So as I started out my Big Day on May 15th, I was mentally reminiscing over the years, the favorite hot-spots that the field leaders have taken us, like the Salem Ponds, spots in Payson, Warm Springs WMA, Goshen ponds, Goshen Canyon and the fields south and west of Goshen, Slant Road, and Dividend Road. So with a large Coke, and classical music playing, I started out at a somewhat relaxed pace.

Since I live in Highland at the very north end of the valley, I decided to bird some different spots that I have found successful this Spring. I started out at Powell Lake, and found the usual waterfowl, Pelicans, some shorebirds, and a Black-capped Night Heron that I had been searching. From there I checked the Pioneer Crossing Ponds, and guess what folks! I am afraid that developments are affecting that area--very little water. So on to 4000th West Lake Shore, meeting up with the Shirley family as Dennis was hunting for the infamous Glossy Ibis. There was the usual waterfowls, the usual shorebirds including Stilt Sandpipers, hundreds of Ibis, pelicans, and I came up with over 30 species at that spot.

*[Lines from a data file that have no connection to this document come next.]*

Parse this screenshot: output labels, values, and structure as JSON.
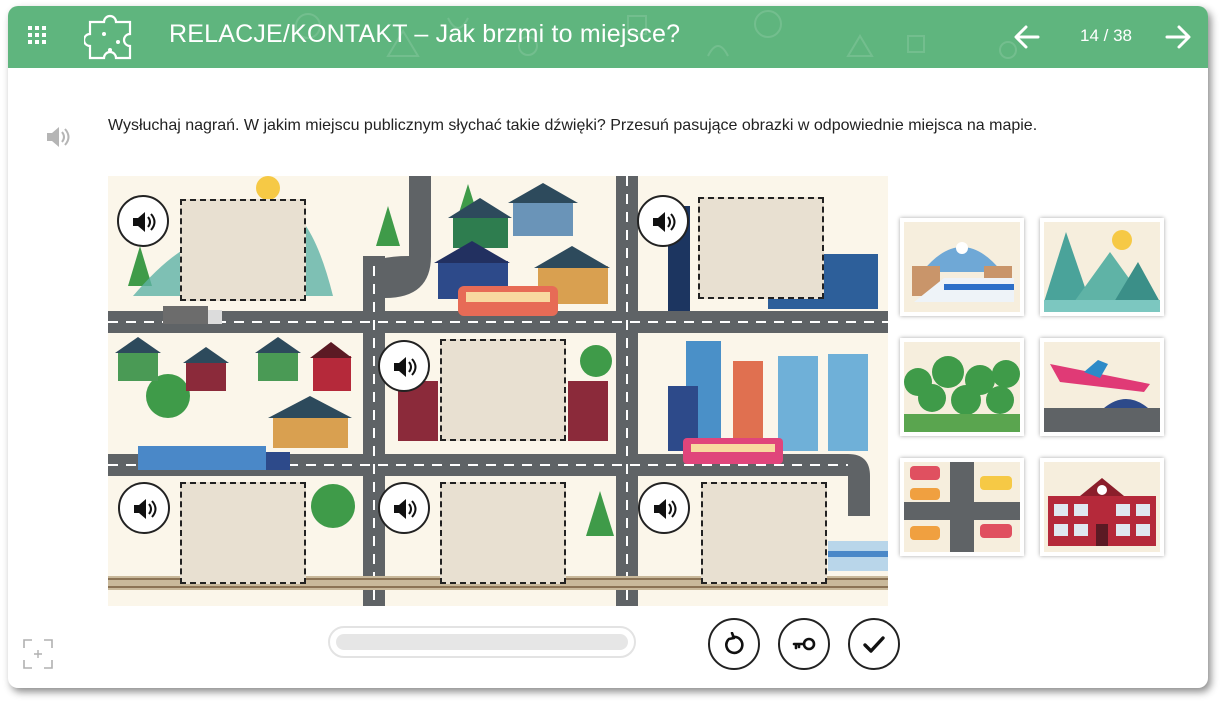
{
  "header": {
    "title": "RELACJE/KONTAKT – Jak brzmi to miejsce?",
    "page_current": 14,
    "page_total": 38,
    "pager_text": "14 / 38",
    "color": "#5fb57e",
    "icons": {
      "menu": "grid-menu-icon",
      "category": "puzzle-icon",
      "prev": "arrow-left-icon",
      "next": "arrow-right-icon"
    }
  },
  "instruction": {
    "text": "Wysłuchaj nagrań. W jakim miejscu publicznym słychać takie dźwięki? Przesuń pasujące obrazki w odpowiednie miejsca na mapie.",
    "icon": "speaker-icon"
  },
  "map": {
    "description_icons": [
      "mountain",
      "houses",
      "bus",
      "truck",
      "trees",
      "skyscrapers",
      "tram",
      "station",
      "railway"
    ],
    "slots": [
      {
        "id": 1,
        "sound_icon": "speaker-icon"
      },
      {
        "id": 2,
        "sound_icon": "speaker-icon"
      },
      {
        "id": 3,
        "sound_icon": "speaker-icon"
      },
      {
        "id": 4,
        "sound_icon": "speaker-icon"
      },
      {
        "id": 5,
        "sound_icon": "speaker-icon"
      },
      {
        "id": 6,
        "sound_icon": "speaker-icon"
      }
    ]
  },
  "tiles": [
    {
      "id": "train-station",
      "icon": "train-station-icon"
    },
    {
      "id": "mountains",
      "icon": "mountains-icon"
    },
    {
      "id": "forest",
      "icon": "forest-icon"
    },
    {
      "id": "airport",
      "icon": "airplane-icon"
    },
    {
      "id": "parking",
      "icon": "parking-lot-icon"
    },
    {
      "id": "school",
      "icon": "school-building-icon"
    }
  ],
  "progress": {
    "value": 0
  },
  "controls": {
    "reset": "reset-icon",
    "key": "key-icon",
    "check": "check-icon",
    "fullscreen": "fullscreen-icon"
  }
}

Snowy Plover
 by Cliff Miles   
 ©Cliff Miles

And then on to Lincoln Beach, and Wow! a great assortment of shorebirds including a Snowy Plover. And as well, Benjamin Slough, but it was quieter that earlier in the Spring. And on to Warm Springs WMA, I looked for the Blue Grosbeak but it hadn't arrived. Darn! but found other species there and along toward Goshen Ocean for new species, and by that time the weather was becoming really windy which I feel contributed to low numbers in Goshen Canyon by 4 P.M. But the Golden Eagle was there on the favorite nest. It was too late for Slant Road or Dividend Road--but that will be another day.

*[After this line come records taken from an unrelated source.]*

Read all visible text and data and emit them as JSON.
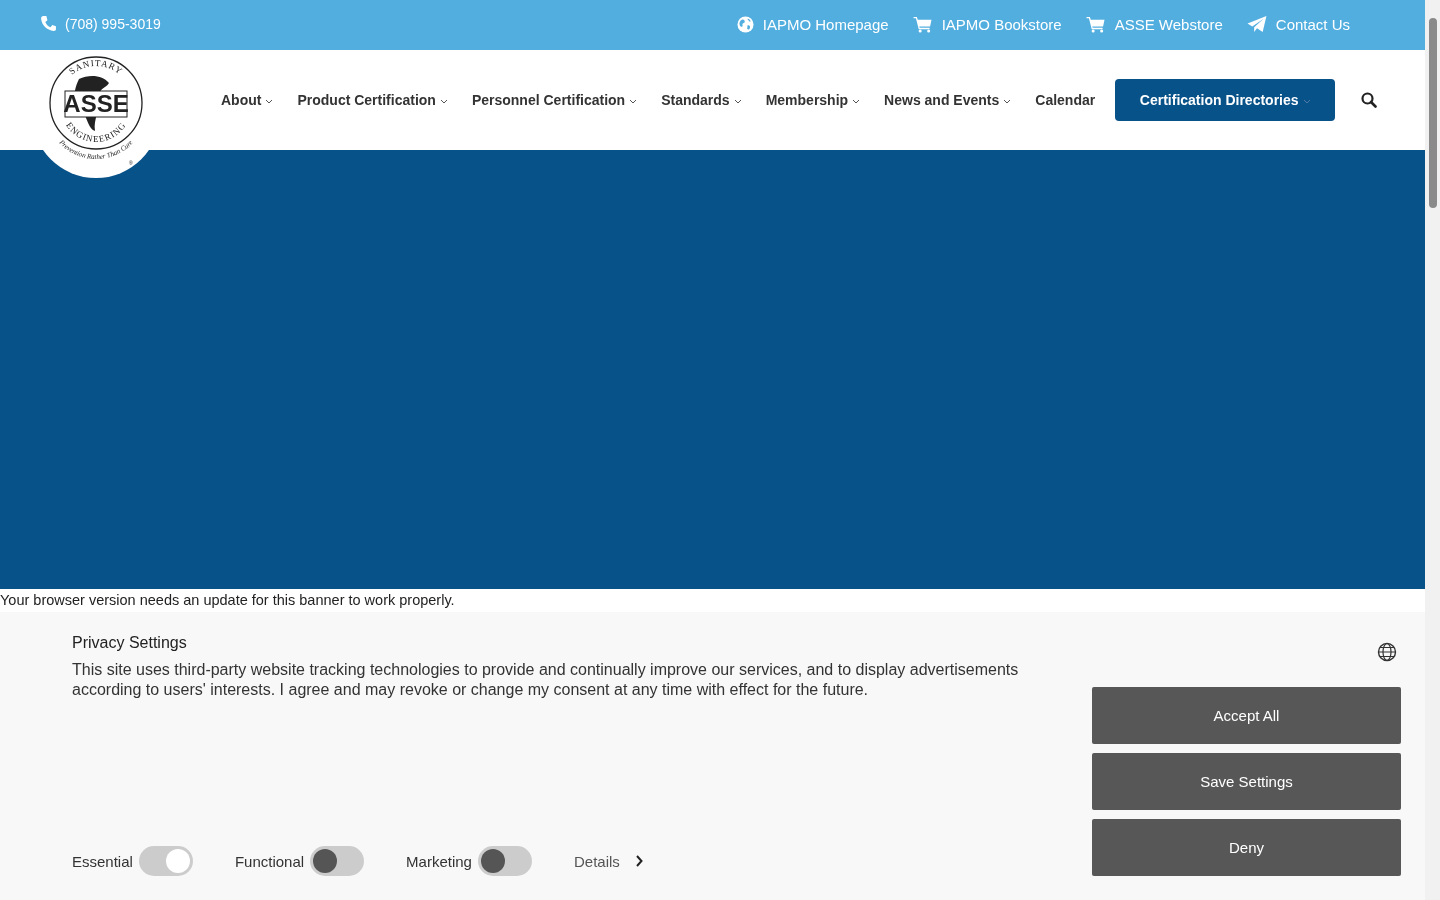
{
  "top_bar": {
    "phone": "(708) 995-3019",
    "links": [
      {
        "kind": "globe",
        "label": "IAPMO Homepage"
      },
      {
        "kind": "cart",
        "label": "IAPMO Bookstore"
      },
      {
        "kind": "cart",
        "label": "ASSE Webstore"
      },
      {
        "kind": "plane",
        "label": "Contact Us"
      }
    ]
  },
  "logo": {
    "top": "SANITARY",
    "center": "ASSE",
    "bottom": "ENGINEERING",
    "motto": "Prevention Rather Than Cure",
    "mark": "®"
  },
  "nav": {
    "items": [
      {
        "label": "About",
        "dropdown": true
      },
      {
        "label": "Product Certification",
        "dropdown": true
      },
      {
        "label": "Personnel Certification",
        "dropdown": true
      },
      {
        "label": "Standards",
        "dropdown": true
      },
      {
        "label": "Membership",
        "dropdown": true
      },
      {
        "label": "News and Events",
        "dropdown": true
      },
      {
        "label": "Calendar",
        "dropdown": false
      }
    ],
    "button": {
      "label": "Certification Directories",
      "dropdown": true
    }
  },
  "banner_notice": "Your browser version needs an update for this banner to work properly.",
  "privacy": {
    "title": "Privacy Settings",
    "text": "This site uses third-party website tracking technologies to provide and continually improve our services, and to display advertisements according to users' interests. I agree and may revoke or change my consent at any time with effect for the future.",
    "toggles": [
      {
        "label": "Essential",
        "on": true
      },
      {
        "label": "Functional",
        "on": false
      },
      {
        "label": "Marketing",
        "on": false
      }
    ],
    "details": "Details",
    "buttons": [
      "Accept All",
      "Save Settings",
      "Deny"
    ]
  }
}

But I must say that there is a great value to be birding in a group, for there are 10, 15, or 20 pairs of eyes instead of just my eyes. Also, I learn so much from well experienced birders. Not only helping with identifying the species, but sharing in stories and experiences in birding--the camaraderie of what I consider a great group of people in love with this earth and its creatures.

My total was 65 species--I felt okay about it. When we have done the Utah County Bird Day for the festival and with 15 or so people, our numbers have been in the high 90's!


                21st of May 2020

Big Day in May

   by Tammy Linebaugh Northrup


I did my May Big Day on May 21, 2020. I chose to look for birds at Battlecreek Canyon, a favorite spot near my home and a new spot- Redwood Road on the West Side of Utah Lake. I added the birds I saw at both of these places with the birds I saw in my backyard for a total of 34 species. Highlights of the day were seeing a Virginia's Wabler (lifer) at Battlecreek and a Burrowing Owl on Redwood Road!

Virginia's Warbler

Burrowing Owl

       22nd of May 2020

Big Day in May

      by Jeremy Telford

My two oldest and I did our big day today. We set out at 3:20am and got back at about 10:15pm. The birding spots were not hopping like they were when I first planned my route so we only ended up with 85+ species (As soon as I am sure about the empids it will be 88), but we had fun and I got two lifers (Gray Vireo and Common Poorwill). The 50+ Purple Martins all sitting in one tree was pretty cool too.

Three Telfords - mostly awake

Common Poorwill

Mallard Mutt

Western Wood Pewee?

Great Egret

Wilson's Phalarope

Western Kingbird

American White Pelican

Western Meadowlark

Gray Vireo

Rock Wren

Black-throated Sparrow


Red-tailed Hawk

Olive-sided Flycatcher

Eared Grebes goin' courtin'

Northern Rough-winged Swallow

Purple Martins aplenty

I had to make sure they weren't starlings :-)

Lazuli Bunting

White-crowned Sparrow

Dark-eyed Junco

Yellow Warbler

Red-naped Sapsucker

Three Telfords - mostly asleep